Similar to iWeb, you get to directly edit the site visually. Whenever anything is changed in a sub-page, the homepage is automatically updated to reflect that content. Also, one feature I really like in Sandvox is something called Pagelets where you can add Digg links, Flickr photostreams, RSS feeds, page counters, and other useful content to your sidebar with one click. Sandvox also boasts some nice eye candy in browsing and changing site themes.

editing a site in Sandvox

I feel like Sandvox’s blogging tool is awkward, and, like iWeb, there seems to be no support for categories and tags. The templates’ properties (like page-width and colors) are not easily modified, and, in stark contrast to RapidWeaver, the developer’s website does not facilitate easy discovery of third-party themes, pagelets, and plug-ins. Additionally, sites created in Sandvox have a default homepage that you can’t manually bypass or remove.

Out of these three apps, I like Sandvox the least, but your personal preferences may differ. Sandvox is a nice step up from iWeb, but it still falls short of RapidWeaver’s standard in my opinion.

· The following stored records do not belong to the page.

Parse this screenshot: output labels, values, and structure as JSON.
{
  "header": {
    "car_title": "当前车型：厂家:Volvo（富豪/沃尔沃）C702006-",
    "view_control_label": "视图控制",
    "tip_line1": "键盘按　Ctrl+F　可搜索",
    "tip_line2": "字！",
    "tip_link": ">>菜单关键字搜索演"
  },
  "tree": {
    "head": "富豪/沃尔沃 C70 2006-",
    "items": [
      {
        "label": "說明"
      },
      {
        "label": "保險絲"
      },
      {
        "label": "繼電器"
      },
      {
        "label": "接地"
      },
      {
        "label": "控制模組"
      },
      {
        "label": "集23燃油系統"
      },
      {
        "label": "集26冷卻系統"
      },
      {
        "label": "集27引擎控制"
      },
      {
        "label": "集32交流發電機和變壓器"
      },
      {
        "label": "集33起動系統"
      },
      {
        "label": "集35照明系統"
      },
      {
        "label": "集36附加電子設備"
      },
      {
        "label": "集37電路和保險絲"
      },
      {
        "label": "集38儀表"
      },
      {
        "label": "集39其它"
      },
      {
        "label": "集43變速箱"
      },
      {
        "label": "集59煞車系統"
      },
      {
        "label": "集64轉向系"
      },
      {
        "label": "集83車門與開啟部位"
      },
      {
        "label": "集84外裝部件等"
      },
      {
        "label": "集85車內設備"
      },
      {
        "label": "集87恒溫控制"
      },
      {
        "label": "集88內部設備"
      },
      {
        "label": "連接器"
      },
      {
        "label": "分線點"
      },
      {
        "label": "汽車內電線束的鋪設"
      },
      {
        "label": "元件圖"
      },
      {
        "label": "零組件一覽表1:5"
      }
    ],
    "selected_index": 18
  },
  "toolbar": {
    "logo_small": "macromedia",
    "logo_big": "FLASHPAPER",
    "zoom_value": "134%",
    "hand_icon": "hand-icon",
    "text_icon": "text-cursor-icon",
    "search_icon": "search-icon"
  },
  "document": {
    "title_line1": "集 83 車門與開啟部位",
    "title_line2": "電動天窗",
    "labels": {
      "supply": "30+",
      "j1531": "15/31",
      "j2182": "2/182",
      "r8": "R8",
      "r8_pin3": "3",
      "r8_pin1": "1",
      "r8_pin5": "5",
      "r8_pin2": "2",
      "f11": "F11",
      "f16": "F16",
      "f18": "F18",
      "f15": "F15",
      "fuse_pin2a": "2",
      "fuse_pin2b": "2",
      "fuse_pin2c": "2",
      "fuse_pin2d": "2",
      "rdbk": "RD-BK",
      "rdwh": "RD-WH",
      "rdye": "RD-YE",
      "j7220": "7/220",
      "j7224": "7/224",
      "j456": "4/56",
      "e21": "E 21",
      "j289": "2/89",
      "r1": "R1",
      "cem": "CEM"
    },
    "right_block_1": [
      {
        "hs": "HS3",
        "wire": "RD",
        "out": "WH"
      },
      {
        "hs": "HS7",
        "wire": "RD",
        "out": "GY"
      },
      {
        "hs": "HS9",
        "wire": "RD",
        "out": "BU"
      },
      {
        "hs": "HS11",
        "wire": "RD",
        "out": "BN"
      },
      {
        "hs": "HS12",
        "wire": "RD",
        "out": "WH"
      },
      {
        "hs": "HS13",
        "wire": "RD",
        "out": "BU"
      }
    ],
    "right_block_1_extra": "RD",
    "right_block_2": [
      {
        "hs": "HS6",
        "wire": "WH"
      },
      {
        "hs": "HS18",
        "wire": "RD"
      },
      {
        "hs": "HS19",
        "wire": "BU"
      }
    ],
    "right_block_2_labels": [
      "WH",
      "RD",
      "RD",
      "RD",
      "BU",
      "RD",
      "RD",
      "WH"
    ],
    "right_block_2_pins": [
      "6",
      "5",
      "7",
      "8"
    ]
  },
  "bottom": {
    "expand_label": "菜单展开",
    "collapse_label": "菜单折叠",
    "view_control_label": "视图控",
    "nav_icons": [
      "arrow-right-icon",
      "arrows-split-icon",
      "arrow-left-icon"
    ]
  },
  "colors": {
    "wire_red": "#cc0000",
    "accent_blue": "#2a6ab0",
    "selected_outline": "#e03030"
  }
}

Buying Advice: RapidWeaver – Realmac Software; $50

My money went to RapidWeaver before iWeb and Sandvox were even available, but my purchasing advice hasn’t changed. RapidWeaver does have a higher learning curve than these alternatives, and it does have some issues, but it is the best way to quickly and inexpensively produce a nice-looking site. It supports every feature a modern website is expected to have, and an active development community creates even more possibilities for the application.

If you already have iWeb on your computer and it meets your needs, go with it. It’s a great program and produces nice web pages. However, if you want to move past iWeb’s limitations, get RapidWeaver. You won’t regret it.

Useful RapidWeaver Resources

Themes. The first place you might want to start expanding RapidWeaver is in your theme collection. There are a number of first and third-party themes available for free and for purchase. Some theme developers include: elixer graphics, Blue Ball Design, Multithemes, and seyDesign. Additionally, Realmac offers some additional business themes and blog themes of their own, and they showcase themes by other developers. Finally, a site called Charcoal on the Wall is a good place to go to browse and preview additional themes.

Plug-ins. Plug-ins extend RapidWeaver’s functionality. For example, RapidFLV makes embedding Flash videos a simpler task. RapidBlog integrates RapidWeaver with Blogger, and YourHead Software offers a number of plug-ins designed to give your website some additional style and polish. Again, be sure to visit Realmac’s page of plug-ins for even more great add-ons.

There is even more – downloadable theme styles, code snippets and even some utilities are available to enhance the RapidWeaver experience. In addition to the add-ons section of RapidWeaver’s site, the RealMac forums are a great place to discover more about this application and complimentary products.

That wraps up this look at RapidWeaver 3.6. I hope you found it informative and useful – if not at least interesting. RapidWeaver is a great application for simplifying the process of making a web site. It’s reasonably priced for the features it offers. It has a great development community built up around it, and I’ll definitely be purchasing an upgrade license in the near future. If you have a Mac, and you are interested in setting up a website, you can’t go wrong with RapidWeaver.